  8. 8.0 8.1 Puranen J.; Orava S., The hamstring syndrome. A new diagnosis of gluteal sciatic pain, American Journal of Sports Medicine, 1988, 16(5): 517 – 521.
Level of evidence 4, grades of recommendation C
  9. 9.0 9.1 McCormack R. J., The management of bilateral high hamstring tendinopathy with ASTYM treatment and eccentric exercise: a case report, The Journal of Manual and Manipulative Therapy, 2012, 20(3) 142 – 146.
Level of evidence 4, grades of recommendation C
  10. Physiotutors. Bent Knee Stretch Test ⎟ Proximal Hamstring Tightness and Tendinopathy. Available from: https://www.youtube.com/watch?v=Xg0ghED6AS8
  11. Lempainen, L.; Sarimo, J.; Mattila, K.; Vaittinen, S.; Orava, S., Proximal Hamstring Tendinopathy: Results of Surgical Management and Histopathologic Findings. The American Journal of Sports Medicine 2009, 37 (4), 727-734.
Level of evidence 3A, grades of recommendation B
  12. Reid, D.C., 1992. Sports injury assessment and rehabilitation. USA: Churchill Livingstone Inc. Pp. 415, 417, 554-570.
Level of evidence 2A, grades of recommendation B
  13. Daniel Lorenz and Michael Reiman. The Role and Implementation of Eccentric Training in Athletic Rehabilitation: Tendinopathy, Hamstring Strains, and ACL Reconstruction [Internet]. Sports Physical Therapy Section 2011. Available from: http://www.ncbi.nlm.nih.gov/pmc/articles/PMC3105370/?tool=pubmed 
Level of evidence 2A, grades of recommendation B
  14. Mike Walden. Hamstring Origin Tendinitis / Tendinopathy.

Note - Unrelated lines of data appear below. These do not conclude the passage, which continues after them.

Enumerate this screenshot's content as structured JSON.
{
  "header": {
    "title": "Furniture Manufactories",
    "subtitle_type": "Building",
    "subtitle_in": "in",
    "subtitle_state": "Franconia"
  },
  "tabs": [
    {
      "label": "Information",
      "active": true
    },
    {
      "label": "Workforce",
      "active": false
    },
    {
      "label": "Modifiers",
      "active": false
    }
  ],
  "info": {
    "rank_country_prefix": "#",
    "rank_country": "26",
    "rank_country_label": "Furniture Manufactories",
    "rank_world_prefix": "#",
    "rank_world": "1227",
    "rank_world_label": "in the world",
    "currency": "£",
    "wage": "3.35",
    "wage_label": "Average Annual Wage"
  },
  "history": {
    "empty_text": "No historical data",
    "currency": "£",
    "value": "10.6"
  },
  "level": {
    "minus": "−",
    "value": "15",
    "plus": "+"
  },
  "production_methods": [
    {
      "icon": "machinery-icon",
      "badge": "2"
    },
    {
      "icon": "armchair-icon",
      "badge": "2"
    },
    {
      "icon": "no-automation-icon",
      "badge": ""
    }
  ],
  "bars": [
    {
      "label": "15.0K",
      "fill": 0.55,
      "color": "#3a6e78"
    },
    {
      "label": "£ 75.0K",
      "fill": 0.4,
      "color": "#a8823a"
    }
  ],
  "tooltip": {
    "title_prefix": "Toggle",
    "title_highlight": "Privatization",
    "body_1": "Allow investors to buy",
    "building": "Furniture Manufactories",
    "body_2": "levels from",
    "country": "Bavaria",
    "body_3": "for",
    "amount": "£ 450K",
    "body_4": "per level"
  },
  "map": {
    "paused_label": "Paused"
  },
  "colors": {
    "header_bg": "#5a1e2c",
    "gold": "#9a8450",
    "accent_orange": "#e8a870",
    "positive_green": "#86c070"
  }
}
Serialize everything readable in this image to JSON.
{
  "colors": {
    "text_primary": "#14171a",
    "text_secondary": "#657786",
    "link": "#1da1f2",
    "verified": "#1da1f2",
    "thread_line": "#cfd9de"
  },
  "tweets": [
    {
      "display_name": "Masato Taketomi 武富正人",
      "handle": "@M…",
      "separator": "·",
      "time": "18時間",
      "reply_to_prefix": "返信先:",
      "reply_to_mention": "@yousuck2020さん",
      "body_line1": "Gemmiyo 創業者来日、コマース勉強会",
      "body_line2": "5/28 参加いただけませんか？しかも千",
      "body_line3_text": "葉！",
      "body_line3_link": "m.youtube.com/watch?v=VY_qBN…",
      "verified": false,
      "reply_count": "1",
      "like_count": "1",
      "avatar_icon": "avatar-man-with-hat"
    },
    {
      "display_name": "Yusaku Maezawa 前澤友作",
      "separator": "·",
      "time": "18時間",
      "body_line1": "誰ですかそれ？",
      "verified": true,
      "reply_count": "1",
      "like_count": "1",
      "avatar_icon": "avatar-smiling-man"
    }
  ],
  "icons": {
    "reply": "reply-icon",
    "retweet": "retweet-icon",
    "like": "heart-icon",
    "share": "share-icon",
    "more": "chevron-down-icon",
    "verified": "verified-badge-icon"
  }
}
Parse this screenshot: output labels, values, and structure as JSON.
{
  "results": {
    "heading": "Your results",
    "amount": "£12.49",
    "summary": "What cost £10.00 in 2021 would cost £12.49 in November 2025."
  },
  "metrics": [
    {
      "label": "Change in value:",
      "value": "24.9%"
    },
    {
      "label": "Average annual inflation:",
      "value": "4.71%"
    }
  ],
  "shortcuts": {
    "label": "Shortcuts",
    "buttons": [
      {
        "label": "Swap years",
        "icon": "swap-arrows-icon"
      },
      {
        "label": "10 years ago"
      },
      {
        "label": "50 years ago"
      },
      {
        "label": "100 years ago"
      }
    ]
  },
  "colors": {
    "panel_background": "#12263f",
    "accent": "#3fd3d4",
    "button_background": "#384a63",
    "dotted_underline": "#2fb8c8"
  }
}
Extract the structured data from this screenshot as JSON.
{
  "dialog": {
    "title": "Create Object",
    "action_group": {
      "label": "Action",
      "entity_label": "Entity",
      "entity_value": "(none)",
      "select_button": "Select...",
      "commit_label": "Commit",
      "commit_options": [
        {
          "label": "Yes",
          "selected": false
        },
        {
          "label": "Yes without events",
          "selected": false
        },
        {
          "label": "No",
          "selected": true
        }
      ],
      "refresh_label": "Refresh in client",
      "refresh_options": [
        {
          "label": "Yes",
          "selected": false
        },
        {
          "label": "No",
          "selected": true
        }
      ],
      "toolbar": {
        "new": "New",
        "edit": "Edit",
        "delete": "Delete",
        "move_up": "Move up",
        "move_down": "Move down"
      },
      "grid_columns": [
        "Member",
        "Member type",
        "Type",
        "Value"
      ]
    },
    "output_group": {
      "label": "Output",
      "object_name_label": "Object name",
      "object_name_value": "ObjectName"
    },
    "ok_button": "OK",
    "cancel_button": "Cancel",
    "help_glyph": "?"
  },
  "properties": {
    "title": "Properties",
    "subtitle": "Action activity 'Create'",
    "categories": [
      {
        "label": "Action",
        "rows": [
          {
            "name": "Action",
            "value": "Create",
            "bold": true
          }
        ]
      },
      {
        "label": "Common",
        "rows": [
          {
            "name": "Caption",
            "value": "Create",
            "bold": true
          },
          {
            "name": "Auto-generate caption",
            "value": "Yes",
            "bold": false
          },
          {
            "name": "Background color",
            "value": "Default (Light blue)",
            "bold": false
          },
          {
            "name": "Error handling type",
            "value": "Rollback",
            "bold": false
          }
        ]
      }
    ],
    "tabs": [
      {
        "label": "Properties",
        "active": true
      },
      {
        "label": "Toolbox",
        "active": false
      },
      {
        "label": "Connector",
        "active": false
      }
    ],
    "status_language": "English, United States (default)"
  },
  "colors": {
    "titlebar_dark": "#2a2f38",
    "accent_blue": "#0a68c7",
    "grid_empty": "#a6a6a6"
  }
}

Sportsinjuryclinic.net 2011
http://www.sportsinjuryclinic.net/cybertherapist/back/buttocks/hamstring_tendinitis.htm
Level of evidence 5, grades of recommendation D